Working through the lines below, return each one that holds "date".

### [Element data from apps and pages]
****************

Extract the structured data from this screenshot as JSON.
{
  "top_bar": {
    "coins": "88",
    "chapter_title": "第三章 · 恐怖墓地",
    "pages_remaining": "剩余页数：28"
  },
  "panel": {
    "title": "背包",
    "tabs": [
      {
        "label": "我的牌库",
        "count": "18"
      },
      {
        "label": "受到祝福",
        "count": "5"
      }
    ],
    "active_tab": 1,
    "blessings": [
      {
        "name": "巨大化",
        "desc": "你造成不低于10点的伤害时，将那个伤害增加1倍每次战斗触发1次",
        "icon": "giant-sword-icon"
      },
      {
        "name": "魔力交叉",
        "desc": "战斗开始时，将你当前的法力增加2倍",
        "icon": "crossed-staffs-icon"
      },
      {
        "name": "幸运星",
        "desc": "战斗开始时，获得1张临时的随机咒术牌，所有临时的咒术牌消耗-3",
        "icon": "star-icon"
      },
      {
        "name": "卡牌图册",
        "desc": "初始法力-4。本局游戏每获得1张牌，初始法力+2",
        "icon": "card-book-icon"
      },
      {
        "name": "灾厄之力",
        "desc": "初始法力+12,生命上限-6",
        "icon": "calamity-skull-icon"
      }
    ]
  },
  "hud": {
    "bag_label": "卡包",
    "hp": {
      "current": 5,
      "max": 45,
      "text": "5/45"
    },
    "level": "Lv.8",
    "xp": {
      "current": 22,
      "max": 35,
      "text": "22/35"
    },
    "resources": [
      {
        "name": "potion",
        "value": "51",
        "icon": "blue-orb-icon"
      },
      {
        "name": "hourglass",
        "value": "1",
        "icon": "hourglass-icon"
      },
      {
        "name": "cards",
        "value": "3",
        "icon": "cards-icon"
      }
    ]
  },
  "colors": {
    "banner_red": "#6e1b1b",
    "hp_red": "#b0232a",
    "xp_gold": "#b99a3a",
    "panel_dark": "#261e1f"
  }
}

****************

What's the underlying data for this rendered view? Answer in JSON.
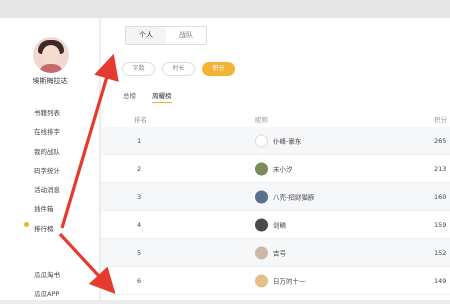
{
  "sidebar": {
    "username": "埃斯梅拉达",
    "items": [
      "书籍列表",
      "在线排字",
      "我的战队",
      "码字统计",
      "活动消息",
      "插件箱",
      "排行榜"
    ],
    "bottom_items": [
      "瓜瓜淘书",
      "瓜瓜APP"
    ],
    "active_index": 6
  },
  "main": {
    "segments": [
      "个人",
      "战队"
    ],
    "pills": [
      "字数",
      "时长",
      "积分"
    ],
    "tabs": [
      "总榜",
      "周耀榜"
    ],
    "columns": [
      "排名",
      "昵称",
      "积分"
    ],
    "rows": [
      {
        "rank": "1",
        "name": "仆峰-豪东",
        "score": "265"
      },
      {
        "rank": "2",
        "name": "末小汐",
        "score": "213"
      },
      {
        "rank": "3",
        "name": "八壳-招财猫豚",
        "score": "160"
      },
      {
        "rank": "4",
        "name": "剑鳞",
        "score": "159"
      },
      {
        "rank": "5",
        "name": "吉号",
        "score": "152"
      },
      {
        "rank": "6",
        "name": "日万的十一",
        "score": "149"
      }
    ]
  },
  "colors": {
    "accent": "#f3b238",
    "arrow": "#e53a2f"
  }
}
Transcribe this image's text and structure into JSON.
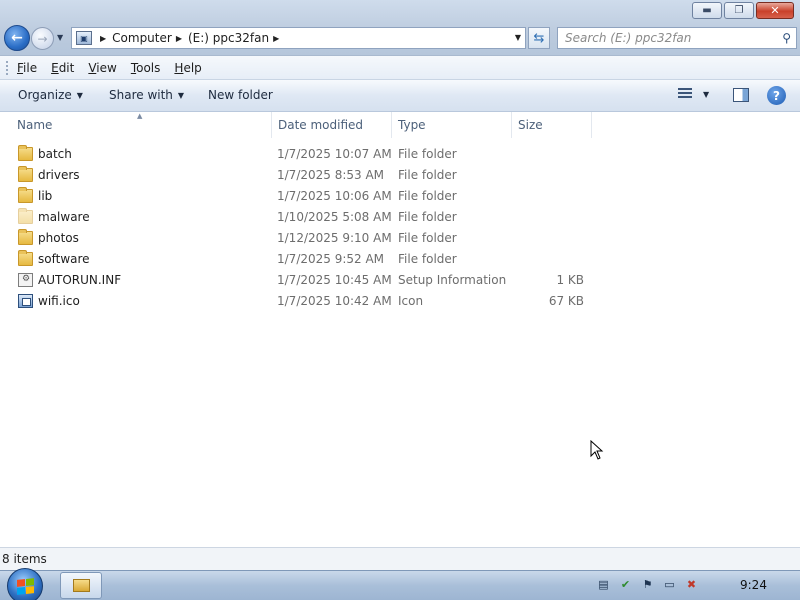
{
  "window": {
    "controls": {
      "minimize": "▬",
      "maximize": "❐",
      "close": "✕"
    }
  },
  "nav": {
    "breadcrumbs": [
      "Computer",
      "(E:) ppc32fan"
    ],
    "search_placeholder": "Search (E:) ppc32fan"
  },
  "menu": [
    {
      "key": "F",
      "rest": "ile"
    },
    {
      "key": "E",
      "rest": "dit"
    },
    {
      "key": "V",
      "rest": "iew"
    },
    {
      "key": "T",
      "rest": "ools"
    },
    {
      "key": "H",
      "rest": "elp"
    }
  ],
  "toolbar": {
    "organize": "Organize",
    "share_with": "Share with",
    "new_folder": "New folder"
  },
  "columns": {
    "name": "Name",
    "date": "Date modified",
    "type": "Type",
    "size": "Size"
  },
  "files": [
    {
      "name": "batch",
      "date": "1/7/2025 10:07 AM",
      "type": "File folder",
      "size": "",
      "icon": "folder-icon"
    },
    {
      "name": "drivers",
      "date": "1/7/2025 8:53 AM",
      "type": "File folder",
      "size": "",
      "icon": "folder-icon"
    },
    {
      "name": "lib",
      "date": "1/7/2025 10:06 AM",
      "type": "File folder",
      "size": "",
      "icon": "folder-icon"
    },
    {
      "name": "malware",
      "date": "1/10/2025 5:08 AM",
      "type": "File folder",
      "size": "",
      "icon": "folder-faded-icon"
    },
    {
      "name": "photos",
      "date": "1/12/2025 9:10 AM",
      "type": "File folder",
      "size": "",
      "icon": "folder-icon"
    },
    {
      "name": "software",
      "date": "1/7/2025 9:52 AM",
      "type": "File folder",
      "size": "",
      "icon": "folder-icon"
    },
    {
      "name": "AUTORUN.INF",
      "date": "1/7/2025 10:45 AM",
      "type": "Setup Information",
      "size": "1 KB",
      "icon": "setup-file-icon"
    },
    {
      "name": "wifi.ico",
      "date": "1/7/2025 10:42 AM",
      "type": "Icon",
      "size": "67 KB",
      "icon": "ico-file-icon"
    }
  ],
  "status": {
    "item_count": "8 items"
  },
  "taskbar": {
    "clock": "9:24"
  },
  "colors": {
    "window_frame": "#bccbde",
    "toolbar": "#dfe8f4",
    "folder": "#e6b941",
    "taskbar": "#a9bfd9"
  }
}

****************

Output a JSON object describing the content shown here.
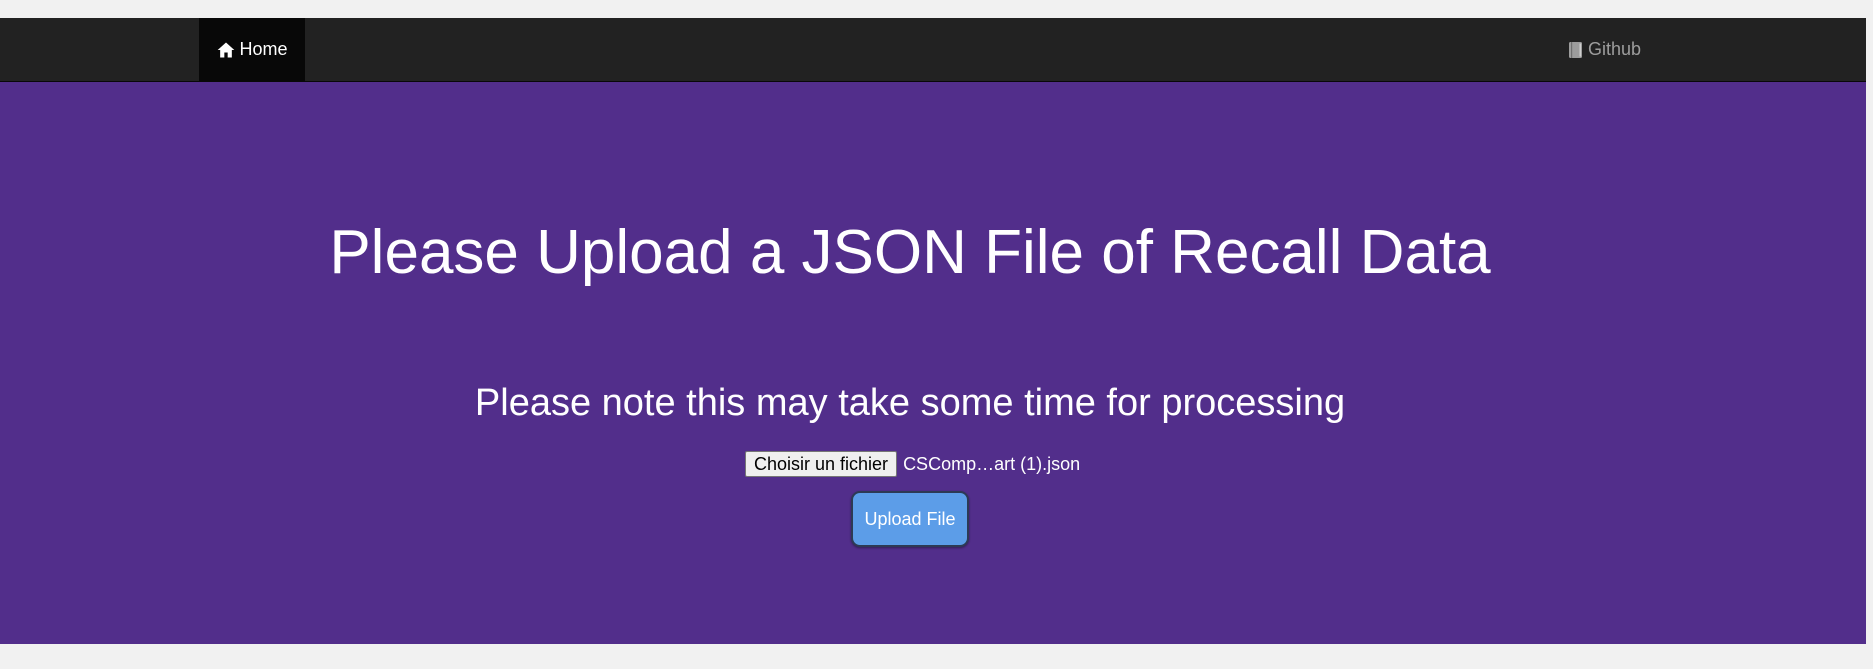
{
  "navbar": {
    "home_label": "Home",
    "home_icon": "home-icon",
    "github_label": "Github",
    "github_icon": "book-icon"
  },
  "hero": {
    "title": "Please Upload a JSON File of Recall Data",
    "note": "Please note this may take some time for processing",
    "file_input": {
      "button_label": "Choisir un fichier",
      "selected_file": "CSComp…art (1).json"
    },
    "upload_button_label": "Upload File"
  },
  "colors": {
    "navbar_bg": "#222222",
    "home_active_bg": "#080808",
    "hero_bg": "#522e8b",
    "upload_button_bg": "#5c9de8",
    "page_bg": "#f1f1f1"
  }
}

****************

### [RESPONSE TO THE EXERCISE]
    "date": "Date modified",
      "date": "1/7/2025 10:07 AM",
      "date": "1/7/2025 8:53 AM",
      "date": "1/7/2025 10:06 AM",
      "date": "1/10/2025 5:08 AM",
      "date": "1/12/2025 9:10 AM",
      "date": "1/7/2025 9:52 AM",
      "date": "1/7/2025 10:45 AM",
      "date": "1/7/2025 10:42 AM",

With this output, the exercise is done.